Saturday, June 6, 2020. There is much to do: read, write, edit, tweak the website (did anyone notice the different look?) and my schedule at the home improvement for the next three weeks, though still technically part-time, is closer to thirty hours than the twenty I sought to maintain but so be it; as I’ve said, the money is paying for the advertising for the novel and it’s up to me to find a way to find the time and mental space to keep driving the editing of TC2 forward. One might assume that editing a novel is merely a technical process, akin to tidying up one’s living room, for instance. But a first draft is a mess, like a filthy kitchen. When I cook these days I like to be mindful about cleaning as I go – it’s much more enjoyable when you can sit down to a well cooked meal and not have to avert your eyes from the disaster of the pots and pans and trashed stove top, etcetera. But the first draft of a manuscript? Ugh. It’s the wrecked kitchen. It has to be or, as any writer will tell you, the writing doesn’t get done. Cleaning as you go doesn’t work when the story is in the first iteration of being told despite all our inclinations to write it once and be done with it.
One reads of famous writers like M.F.K. Fisher or Robert Heinlein disdaining editors and editing or of, who was it, John Updike? – he is said to have submitted his manuscripts to his publisher in such a pristine condition that the copy editor struggled to find anything out of sorts. Now of course copyediting – the correction of typos and grammar and such – differs from so-called line and substantive editing (whereby the content is addressed) but perhaps Updike had that down as well. Regardless, for most of us the first draft is an opportunity for rewriting. And hell, I wrote the first draft of TC2 in 2016, if I remember correctly, hence I approach the manuscript almost as if somebody else has written it. But I’ve been fortunate so far to have the story support itself or hold together reliably even in the face of some thoroughgoing rewrites.
In fact, in my moments of despair – this is terrible, I can’t write, I’m no good, I ought to quit! – I’ve been graced with the sense that the bones of the plot are solid and then the characters themselves, Mr. Z. and Vixy and all the others, come to my rescue and write themselves, as it were, saving me from myself. For it’s not my story, it’s theirs. It’s not really up to me what happens. The story arrives from somewhere and I’m merely tasked with communicating it. Many writers will identify with this experience, I know. What would Mr. Z. do? What would Vixy say? They tell me and it’s my job to write it down. I’m convinced the only authenticity there is to be had resides in surrendering to the cosmic dance in this way. Which makes it all sound romantically predestined. But it never feels that way.
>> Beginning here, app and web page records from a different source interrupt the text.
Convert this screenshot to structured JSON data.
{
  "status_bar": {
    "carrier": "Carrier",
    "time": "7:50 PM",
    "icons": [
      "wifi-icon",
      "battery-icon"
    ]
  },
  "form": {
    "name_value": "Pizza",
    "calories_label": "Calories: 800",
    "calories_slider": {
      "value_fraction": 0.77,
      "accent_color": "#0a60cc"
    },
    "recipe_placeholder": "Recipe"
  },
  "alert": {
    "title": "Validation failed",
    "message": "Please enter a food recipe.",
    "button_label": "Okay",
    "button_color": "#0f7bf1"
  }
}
Rather, to mix metaphors, it feels more akin to wrestling a bear.
Riegel and his two great disciples, Ernst Kris… and Ernst Gombrich, argued that when we look at a work of art, each of us sees it in slightly different terms. This implies that we each create our own view of the work – that is, we undergo a creative process that is similar in nature, although more modest in scope, to the creative process of the artist. This creative process is known as the beholder’s share. – Eric C. Kandel, The Disordered Mind: What Unusual Brains Tell Us About Ourselves, (New York: Farrar, Straus and Giroux, 2018), 135.
The so-called scope of the creative process that is the beholder’s share is open to question; I think the more mythologically resonant a piece is, the greater the talent of the artist-craftsperson, and the magnitude and intensity of perceptive investment that the beholder experiences – their connection to the work – the greater scope of the beholder’s share.
It has to do with identification with an affecting image. And in the case of particularly mythologically resonant pieces, especially those of indigenous and pre-literate cultures who do not have a use for the idea of “art” as that which is created merely to be regarded as an expression of an individual artist-craftsperson but rather interpret art-craft as active, working symbology – an expression of reality both natural and super natural (I’m happy to abide by Jeffrey Kripal’s splitting of the term “supernatural” into its more evocative parts, namely, super natural), as inherently of this world and the Other; as functional equally in practical, utilitarian and mythological terms.
The specific uses of [bentwood] boxes and chests varied among tribes, as did the styles and intricacies of manufacture. But everywhere they were used to contain food preserved for the winter, to store the regalia announcing inherited prerogatives, and to hold a person’s body at death. Many were considered treasures and were passed on for generations. Some had specific names and histories of their own, which were recounted at potlatch feasts. It was these containers or protectors of wealth that provided the medium for the largest number of compositions by coastal painters of the nineteenth century. – Bill McLennan, The Transforming Image: Painted Arts of Northwest Coast First Nations, (Vancouver: UBC Press, 2000), 82